Interface dataset entries
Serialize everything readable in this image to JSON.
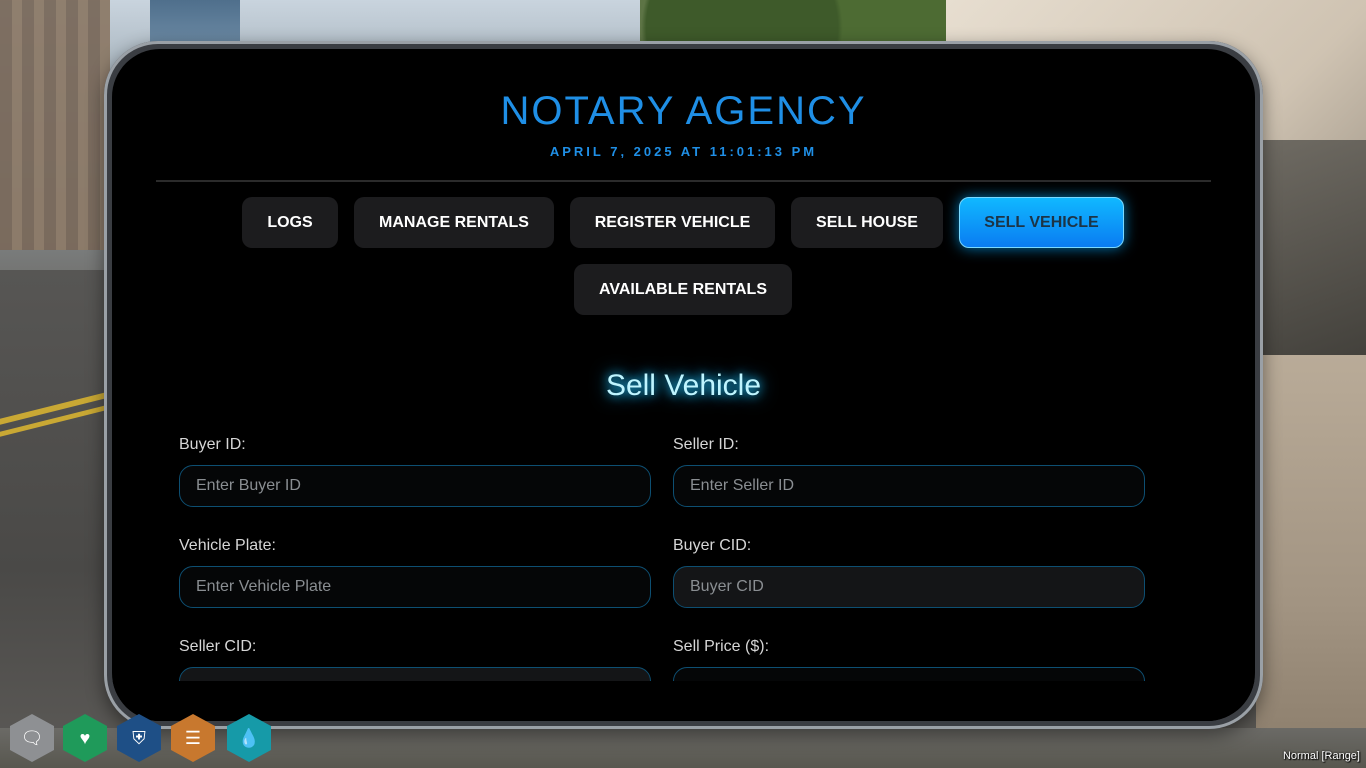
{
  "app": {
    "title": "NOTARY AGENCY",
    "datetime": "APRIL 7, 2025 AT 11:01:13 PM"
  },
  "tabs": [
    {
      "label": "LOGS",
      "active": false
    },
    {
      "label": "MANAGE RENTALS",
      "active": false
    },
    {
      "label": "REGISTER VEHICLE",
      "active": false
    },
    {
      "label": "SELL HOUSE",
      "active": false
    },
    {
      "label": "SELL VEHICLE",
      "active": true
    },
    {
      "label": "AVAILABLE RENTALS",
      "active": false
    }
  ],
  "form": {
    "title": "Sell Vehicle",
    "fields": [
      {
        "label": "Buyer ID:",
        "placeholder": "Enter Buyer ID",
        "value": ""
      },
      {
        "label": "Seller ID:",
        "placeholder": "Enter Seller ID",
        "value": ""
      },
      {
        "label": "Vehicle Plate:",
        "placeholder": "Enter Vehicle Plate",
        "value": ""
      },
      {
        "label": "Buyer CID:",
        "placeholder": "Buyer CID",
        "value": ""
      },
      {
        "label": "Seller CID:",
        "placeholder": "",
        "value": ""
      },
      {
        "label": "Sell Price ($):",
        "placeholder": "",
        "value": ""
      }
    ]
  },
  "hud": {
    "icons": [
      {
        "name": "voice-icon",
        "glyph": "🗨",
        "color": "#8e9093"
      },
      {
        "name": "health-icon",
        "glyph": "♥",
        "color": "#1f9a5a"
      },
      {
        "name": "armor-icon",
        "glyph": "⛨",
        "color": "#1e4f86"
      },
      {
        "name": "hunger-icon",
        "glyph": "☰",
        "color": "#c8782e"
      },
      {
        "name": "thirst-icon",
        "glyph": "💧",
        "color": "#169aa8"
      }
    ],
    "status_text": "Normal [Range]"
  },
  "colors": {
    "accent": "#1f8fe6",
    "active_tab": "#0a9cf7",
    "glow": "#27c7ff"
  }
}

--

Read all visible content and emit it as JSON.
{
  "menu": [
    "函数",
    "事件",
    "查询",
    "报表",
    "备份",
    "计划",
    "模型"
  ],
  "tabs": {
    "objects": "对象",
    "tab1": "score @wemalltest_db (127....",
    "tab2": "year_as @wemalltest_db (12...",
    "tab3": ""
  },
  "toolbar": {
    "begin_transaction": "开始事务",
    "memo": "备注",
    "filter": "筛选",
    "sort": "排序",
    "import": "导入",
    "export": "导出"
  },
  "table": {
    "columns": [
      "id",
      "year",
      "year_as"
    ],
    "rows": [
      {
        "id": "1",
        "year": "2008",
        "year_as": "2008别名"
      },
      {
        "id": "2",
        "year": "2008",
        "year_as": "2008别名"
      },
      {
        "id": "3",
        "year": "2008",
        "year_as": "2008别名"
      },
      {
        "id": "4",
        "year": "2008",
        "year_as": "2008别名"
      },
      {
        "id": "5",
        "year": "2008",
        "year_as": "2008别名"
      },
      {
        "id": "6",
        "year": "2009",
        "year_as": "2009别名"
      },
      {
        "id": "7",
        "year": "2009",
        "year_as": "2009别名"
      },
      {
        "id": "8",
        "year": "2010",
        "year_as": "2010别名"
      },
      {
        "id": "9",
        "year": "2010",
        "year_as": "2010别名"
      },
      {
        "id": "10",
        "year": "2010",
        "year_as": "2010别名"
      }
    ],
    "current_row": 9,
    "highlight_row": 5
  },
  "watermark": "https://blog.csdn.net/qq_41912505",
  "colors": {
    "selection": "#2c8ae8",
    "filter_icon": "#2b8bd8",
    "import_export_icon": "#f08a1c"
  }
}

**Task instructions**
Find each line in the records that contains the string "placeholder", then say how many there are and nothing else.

**Completed task**
6